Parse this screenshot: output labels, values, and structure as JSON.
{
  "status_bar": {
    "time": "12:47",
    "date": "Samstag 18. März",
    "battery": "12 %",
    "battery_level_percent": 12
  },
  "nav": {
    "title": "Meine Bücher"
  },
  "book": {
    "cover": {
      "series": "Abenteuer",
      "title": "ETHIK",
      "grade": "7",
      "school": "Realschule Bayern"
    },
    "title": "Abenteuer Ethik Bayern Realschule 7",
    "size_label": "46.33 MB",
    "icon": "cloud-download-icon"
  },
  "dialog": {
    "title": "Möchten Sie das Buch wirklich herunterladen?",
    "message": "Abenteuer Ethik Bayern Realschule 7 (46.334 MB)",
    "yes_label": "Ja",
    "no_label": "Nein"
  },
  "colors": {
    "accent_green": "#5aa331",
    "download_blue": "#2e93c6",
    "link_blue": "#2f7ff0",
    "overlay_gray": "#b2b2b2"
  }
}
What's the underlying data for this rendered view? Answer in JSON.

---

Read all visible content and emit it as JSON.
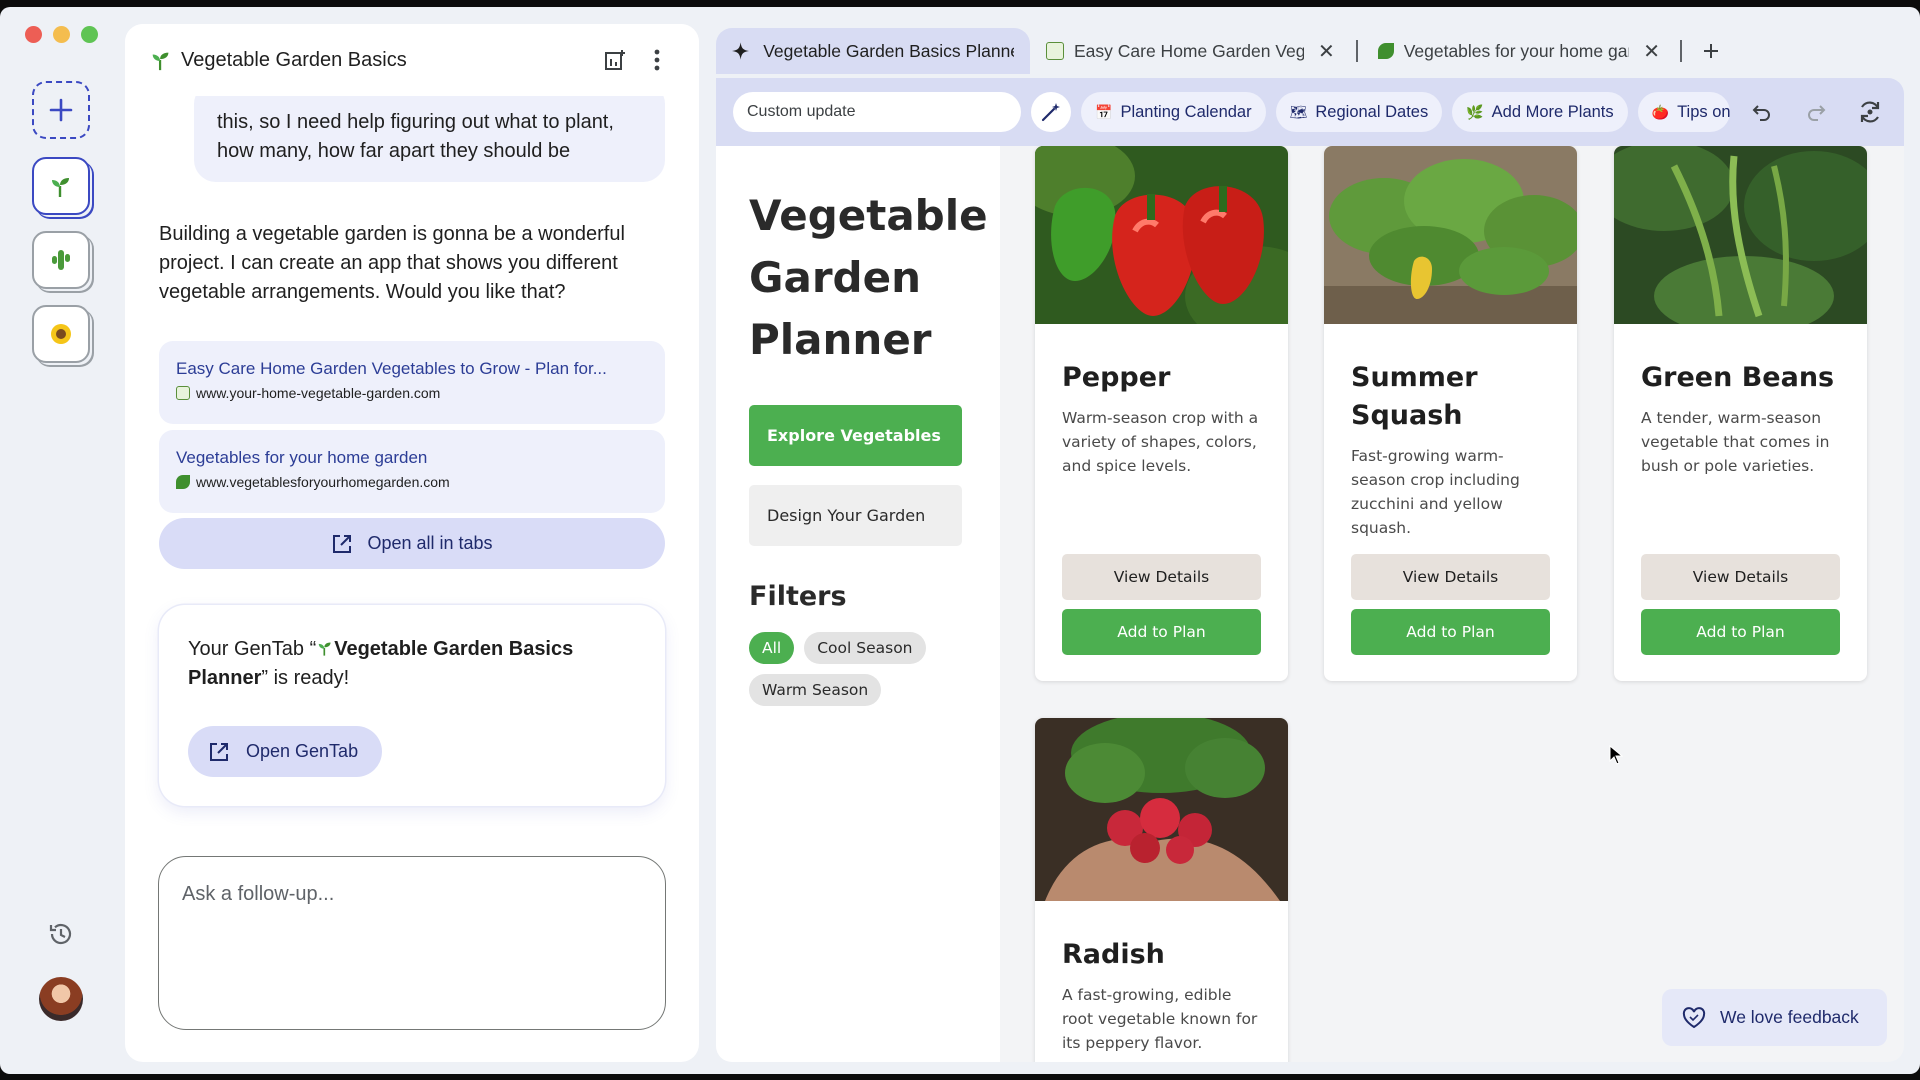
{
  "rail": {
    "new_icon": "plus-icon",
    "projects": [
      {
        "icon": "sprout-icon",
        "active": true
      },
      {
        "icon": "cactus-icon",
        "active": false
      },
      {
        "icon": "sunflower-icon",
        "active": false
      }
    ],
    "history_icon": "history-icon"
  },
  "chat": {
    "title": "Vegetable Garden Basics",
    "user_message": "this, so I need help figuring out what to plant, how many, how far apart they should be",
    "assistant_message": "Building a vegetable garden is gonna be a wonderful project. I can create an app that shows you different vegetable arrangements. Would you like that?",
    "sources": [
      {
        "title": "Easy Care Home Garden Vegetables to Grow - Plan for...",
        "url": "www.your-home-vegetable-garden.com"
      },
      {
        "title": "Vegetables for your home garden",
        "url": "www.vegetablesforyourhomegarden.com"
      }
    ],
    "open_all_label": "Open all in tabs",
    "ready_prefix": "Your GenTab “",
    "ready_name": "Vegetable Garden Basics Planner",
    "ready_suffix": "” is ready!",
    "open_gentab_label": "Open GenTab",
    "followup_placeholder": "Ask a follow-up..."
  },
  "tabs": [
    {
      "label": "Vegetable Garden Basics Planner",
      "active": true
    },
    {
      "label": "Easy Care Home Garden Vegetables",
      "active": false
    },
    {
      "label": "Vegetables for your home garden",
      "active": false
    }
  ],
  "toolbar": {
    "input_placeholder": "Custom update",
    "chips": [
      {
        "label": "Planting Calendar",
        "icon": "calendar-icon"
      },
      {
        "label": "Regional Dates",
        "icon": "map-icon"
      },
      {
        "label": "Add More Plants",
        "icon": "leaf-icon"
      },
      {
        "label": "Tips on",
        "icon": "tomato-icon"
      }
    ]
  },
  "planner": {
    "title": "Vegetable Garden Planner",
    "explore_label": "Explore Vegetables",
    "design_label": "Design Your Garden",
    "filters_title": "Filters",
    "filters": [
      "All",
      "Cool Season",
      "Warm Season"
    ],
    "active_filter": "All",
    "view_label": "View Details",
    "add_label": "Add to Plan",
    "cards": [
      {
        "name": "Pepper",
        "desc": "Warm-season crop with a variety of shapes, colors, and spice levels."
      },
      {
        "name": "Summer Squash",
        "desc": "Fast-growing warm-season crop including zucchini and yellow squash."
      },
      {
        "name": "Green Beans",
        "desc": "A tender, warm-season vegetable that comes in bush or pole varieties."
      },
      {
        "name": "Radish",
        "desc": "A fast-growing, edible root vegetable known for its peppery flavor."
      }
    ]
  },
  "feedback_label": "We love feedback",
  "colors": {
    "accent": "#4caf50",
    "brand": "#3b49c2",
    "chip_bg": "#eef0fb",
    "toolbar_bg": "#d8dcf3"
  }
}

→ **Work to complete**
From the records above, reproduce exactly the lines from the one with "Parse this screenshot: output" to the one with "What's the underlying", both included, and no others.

→ **Answer to this problem**
Parse this screenshot: output labels, values, and structure as JSON.
{
  "status_bar": {
    "time": "12:47",
    "date": "Samstag 18. März",
    "battery": "12 %",
    "battery_level_percent": 12
  },
  "nav": {
    "title": "Meine Bücher"
  },
  "book": {
    "cover": {
      "series": "Abenteuer",
      "title": "ETHIK",
      "grade": "7",
      "school": "Realschule Bayern"
    },
    "title": "Abenteuer Ethik Bayern Realschule 7",
    "size_label": "46.33 MB",
    "icon": "cloud-download-icon"
  },
  "dialog": {
    "title": "Möchten Sie das Buch wirklich herunterladen?",
    "message": "Abenteuer Ethik Bayern Realschule 7 (46.334 MB)",
    "yes_label": "Ja",
    "no_label": "Nein"
  },
  "colors": {
    "accent_green": "#5aa331",
    "download_blue": "#2e93c6",
    "link_blue": "#2f7ff0",
    "overlay_gray": "#b2b2b2"
  }
}
What's the underlying data for this rendered view? Answer in JSON.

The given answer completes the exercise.